**Directions:**
Search the entries below for "Thuột". Report each line where it occurs.

*** Opening Supplied data ***

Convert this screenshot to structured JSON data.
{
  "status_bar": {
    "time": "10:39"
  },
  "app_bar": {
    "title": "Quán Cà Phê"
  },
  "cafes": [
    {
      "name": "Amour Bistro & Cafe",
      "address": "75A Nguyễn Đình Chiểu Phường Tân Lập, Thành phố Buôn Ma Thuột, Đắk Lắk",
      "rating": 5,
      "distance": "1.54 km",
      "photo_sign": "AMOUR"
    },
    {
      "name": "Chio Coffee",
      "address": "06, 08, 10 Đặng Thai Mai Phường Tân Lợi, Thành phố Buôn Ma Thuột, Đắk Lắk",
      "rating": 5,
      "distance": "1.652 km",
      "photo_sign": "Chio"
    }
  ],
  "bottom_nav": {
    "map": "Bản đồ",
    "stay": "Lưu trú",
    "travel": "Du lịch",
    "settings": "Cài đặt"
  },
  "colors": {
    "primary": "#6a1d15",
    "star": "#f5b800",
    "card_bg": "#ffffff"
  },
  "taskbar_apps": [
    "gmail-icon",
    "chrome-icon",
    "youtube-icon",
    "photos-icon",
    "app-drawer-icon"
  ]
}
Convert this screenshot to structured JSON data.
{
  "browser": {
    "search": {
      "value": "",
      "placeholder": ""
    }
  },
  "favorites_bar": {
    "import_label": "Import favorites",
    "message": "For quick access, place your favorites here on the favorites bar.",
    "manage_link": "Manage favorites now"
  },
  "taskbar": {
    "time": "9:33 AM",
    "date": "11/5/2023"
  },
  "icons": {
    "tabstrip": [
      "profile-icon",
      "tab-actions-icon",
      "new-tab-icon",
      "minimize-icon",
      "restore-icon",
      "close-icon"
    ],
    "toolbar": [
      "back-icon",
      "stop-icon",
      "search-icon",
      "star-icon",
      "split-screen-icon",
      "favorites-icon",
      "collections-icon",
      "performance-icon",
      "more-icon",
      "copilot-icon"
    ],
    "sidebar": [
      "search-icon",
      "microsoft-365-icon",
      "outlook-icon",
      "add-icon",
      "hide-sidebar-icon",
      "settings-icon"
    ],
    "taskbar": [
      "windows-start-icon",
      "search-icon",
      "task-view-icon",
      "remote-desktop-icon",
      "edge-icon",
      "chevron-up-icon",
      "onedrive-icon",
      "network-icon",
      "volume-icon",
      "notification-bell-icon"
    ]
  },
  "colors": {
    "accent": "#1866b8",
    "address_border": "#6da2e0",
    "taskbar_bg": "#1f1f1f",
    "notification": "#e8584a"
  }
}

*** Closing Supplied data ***
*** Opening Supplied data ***

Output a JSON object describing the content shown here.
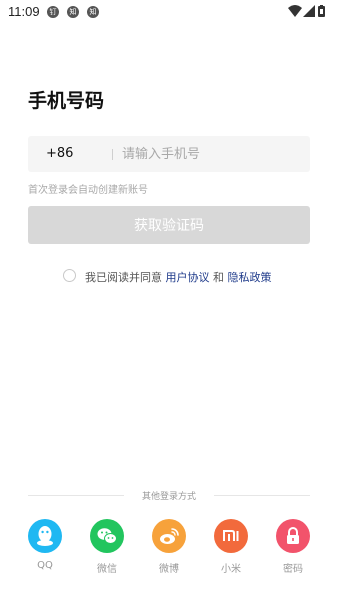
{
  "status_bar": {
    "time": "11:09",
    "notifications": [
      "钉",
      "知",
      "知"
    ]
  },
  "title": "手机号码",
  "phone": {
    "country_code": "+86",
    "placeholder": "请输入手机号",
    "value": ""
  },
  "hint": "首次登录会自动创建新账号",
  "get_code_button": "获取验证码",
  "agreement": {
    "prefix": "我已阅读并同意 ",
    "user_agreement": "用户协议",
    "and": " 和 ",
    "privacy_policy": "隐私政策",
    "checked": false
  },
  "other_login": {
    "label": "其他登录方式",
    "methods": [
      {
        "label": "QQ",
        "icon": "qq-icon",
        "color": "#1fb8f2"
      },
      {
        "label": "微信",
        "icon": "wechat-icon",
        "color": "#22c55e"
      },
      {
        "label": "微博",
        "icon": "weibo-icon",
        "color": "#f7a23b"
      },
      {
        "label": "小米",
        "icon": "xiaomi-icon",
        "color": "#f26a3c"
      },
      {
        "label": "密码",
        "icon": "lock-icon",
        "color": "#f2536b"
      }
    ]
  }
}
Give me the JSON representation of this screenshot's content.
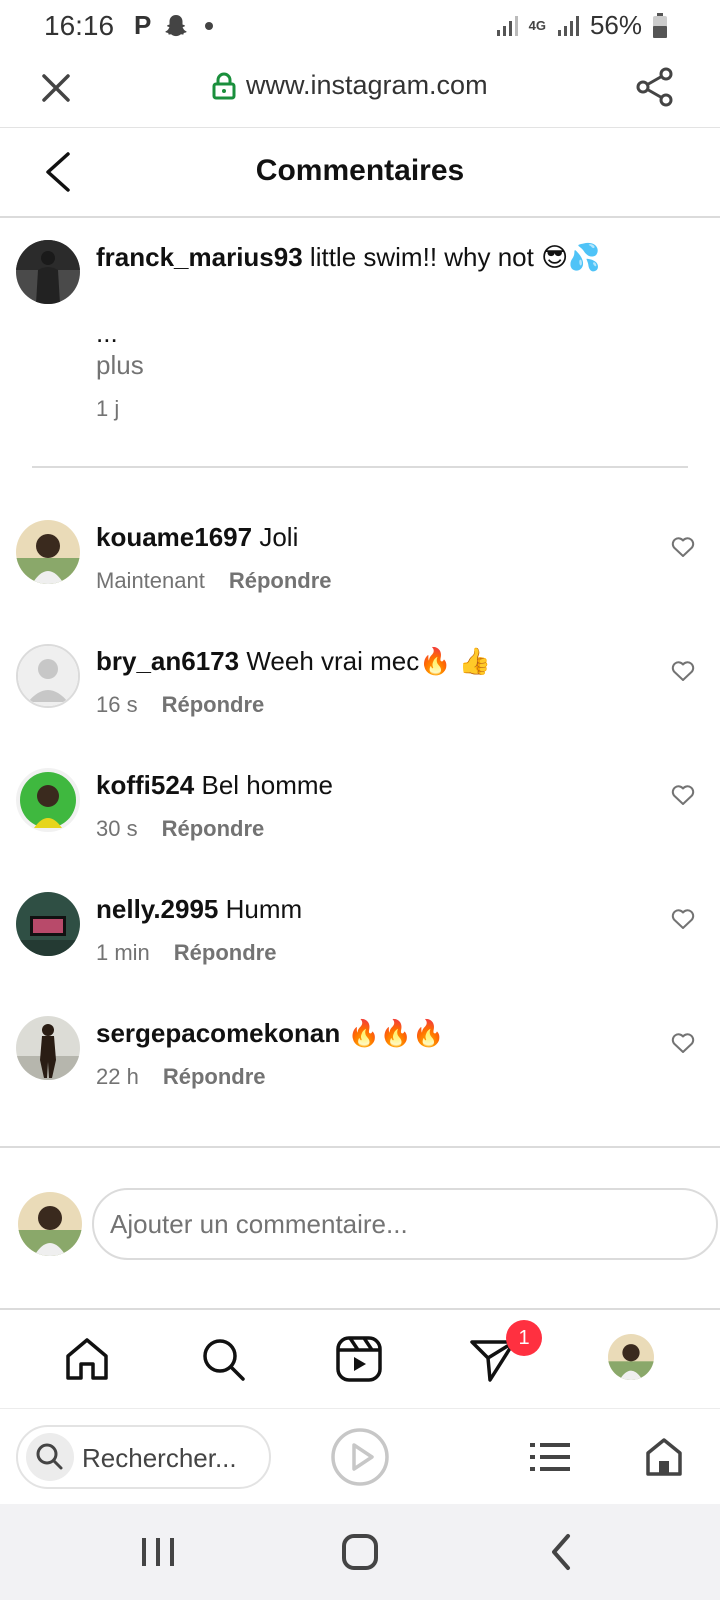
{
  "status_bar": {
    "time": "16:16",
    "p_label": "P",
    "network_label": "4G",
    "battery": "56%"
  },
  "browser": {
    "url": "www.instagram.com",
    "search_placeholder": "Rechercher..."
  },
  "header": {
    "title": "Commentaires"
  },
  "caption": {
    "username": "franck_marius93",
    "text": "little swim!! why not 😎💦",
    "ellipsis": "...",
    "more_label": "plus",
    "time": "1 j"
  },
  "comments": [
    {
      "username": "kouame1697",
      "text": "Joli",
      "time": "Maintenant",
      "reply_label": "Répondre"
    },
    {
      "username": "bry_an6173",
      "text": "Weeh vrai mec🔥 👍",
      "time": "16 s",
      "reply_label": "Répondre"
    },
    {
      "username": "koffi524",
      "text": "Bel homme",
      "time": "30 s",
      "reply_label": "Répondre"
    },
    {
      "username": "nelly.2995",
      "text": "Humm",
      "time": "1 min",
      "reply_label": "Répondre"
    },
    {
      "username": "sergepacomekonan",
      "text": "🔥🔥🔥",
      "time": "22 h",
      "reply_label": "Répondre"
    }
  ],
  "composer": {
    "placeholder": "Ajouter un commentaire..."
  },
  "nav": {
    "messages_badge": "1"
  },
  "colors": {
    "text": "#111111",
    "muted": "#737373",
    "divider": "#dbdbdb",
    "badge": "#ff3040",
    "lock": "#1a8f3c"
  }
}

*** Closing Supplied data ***
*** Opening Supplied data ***

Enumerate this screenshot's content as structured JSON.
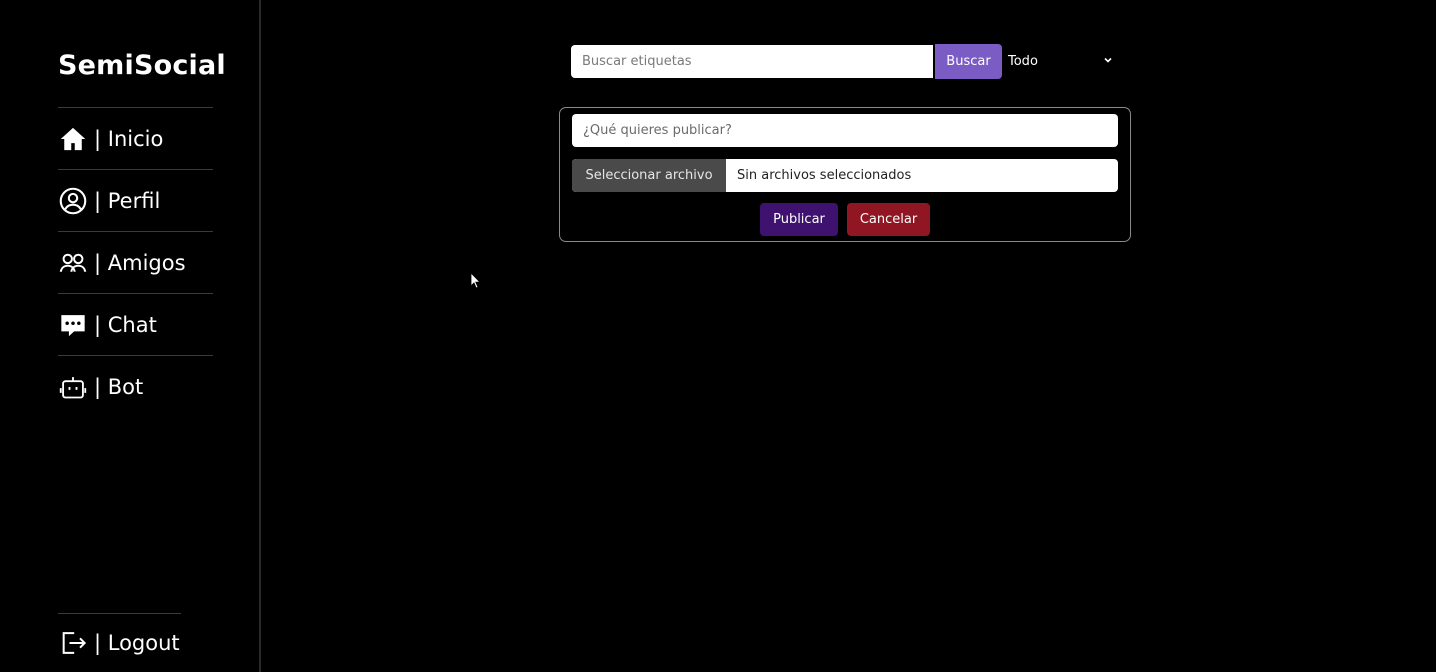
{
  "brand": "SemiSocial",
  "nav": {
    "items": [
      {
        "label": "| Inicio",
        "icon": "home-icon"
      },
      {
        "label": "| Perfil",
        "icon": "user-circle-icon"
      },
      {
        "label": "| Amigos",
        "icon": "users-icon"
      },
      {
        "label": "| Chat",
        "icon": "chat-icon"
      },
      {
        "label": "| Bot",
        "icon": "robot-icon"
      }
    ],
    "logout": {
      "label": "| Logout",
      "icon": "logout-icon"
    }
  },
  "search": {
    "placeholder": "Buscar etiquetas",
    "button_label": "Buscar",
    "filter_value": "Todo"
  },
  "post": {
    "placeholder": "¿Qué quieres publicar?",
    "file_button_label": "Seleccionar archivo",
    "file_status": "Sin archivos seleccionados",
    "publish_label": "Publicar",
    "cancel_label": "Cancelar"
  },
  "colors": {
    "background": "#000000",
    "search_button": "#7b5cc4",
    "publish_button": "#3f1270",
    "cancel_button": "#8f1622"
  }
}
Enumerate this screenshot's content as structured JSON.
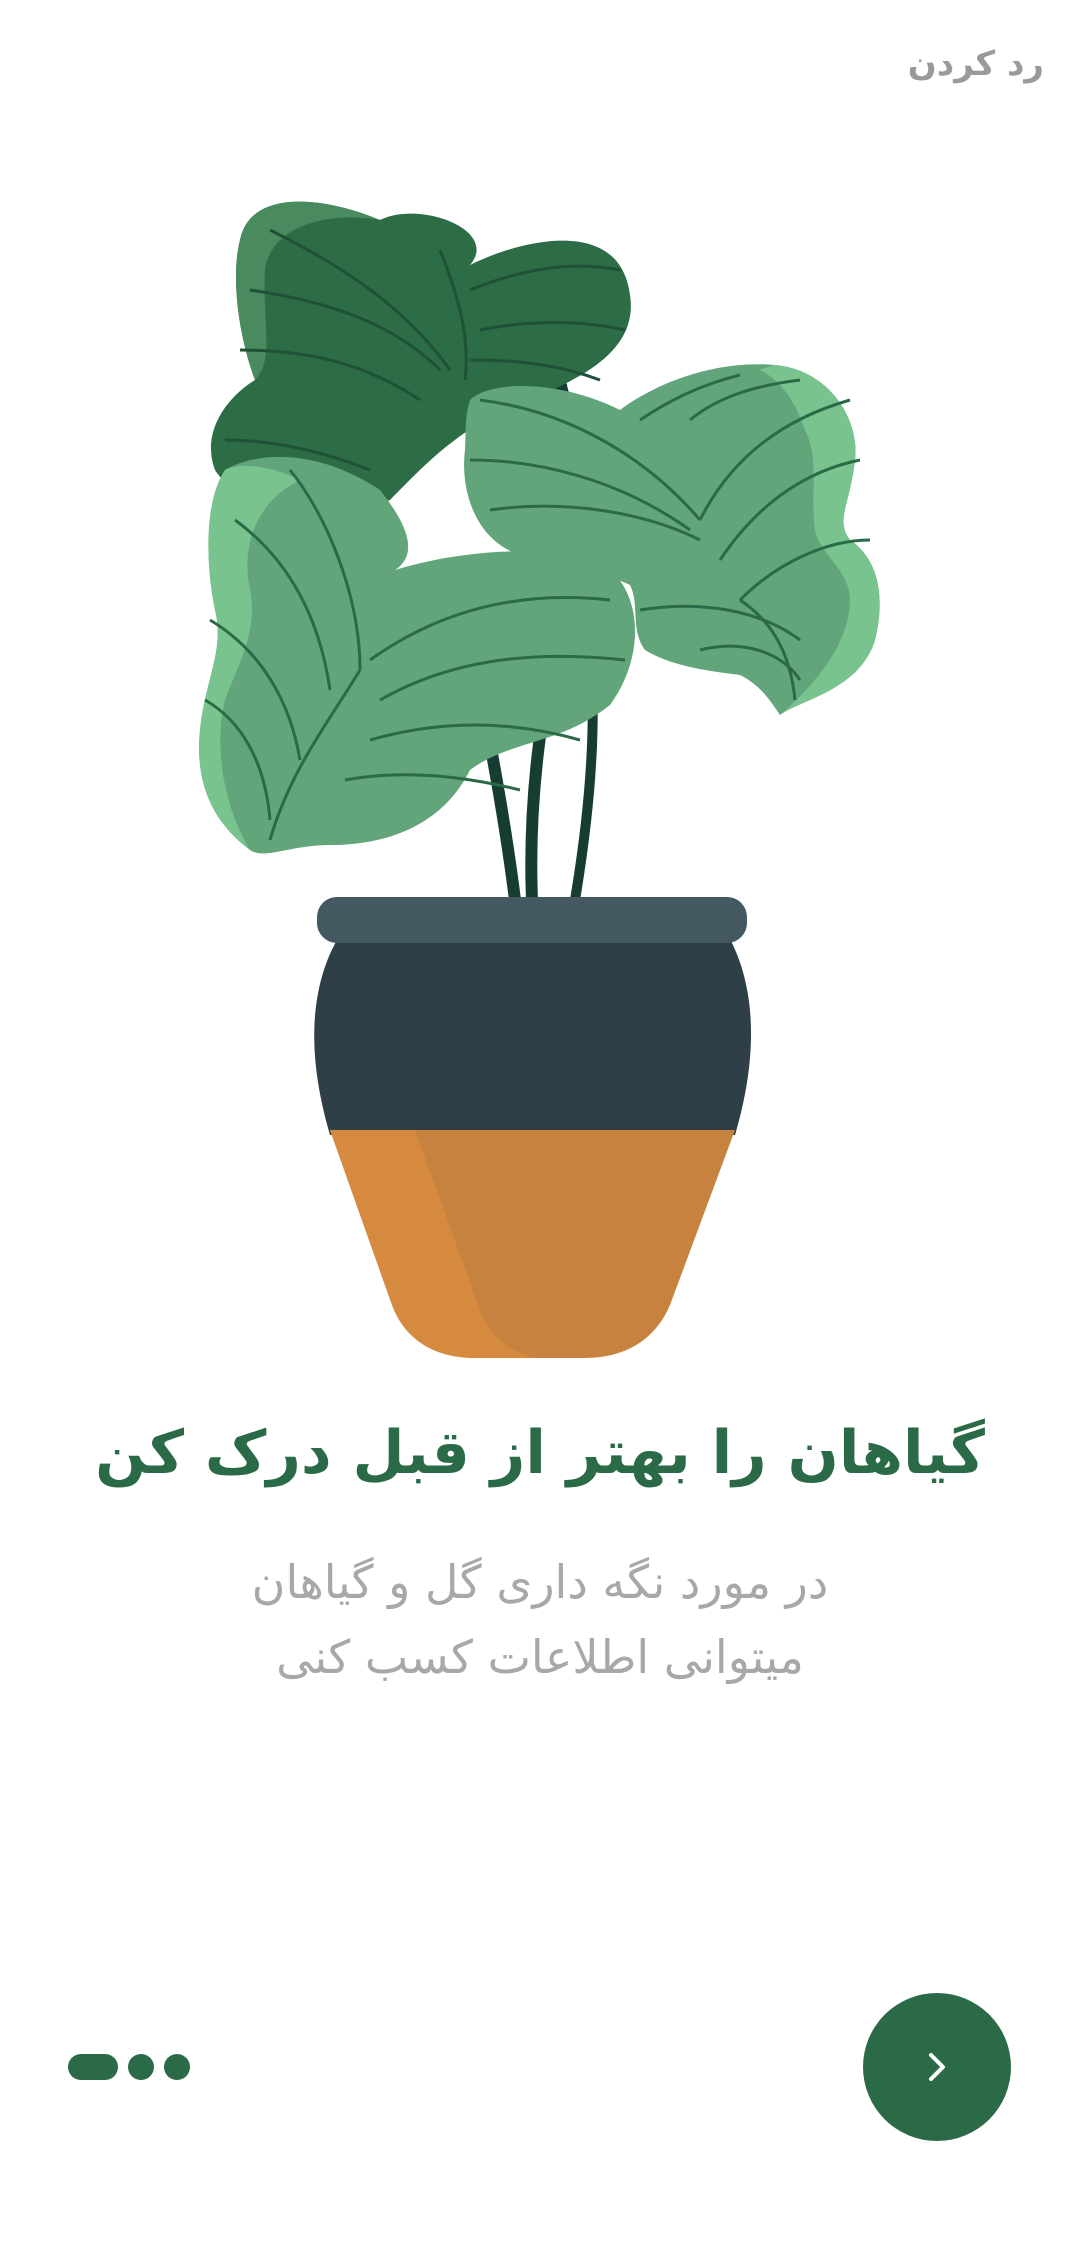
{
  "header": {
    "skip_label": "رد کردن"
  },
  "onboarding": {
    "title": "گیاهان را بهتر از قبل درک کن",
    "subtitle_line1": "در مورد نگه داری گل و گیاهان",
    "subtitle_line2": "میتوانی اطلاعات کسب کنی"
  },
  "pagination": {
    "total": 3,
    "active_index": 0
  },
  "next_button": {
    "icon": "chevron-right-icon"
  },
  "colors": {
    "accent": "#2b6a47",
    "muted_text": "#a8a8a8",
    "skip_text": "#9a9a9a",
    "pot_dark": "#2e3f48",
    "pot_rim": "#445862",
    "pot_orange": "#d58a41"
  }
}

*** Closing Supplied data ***

**Your response:**
      "address": "75A Nguyễn Đình Chiểu Phường Tân Lập, Thành phố Buôn Ma Thuột, Đắk Lắk",
      "address": "06, 08, 10 Đặng Thai Mai Phường Tân Lợi, Thành phố Buôn Ma Thuột, Đắk Lắk",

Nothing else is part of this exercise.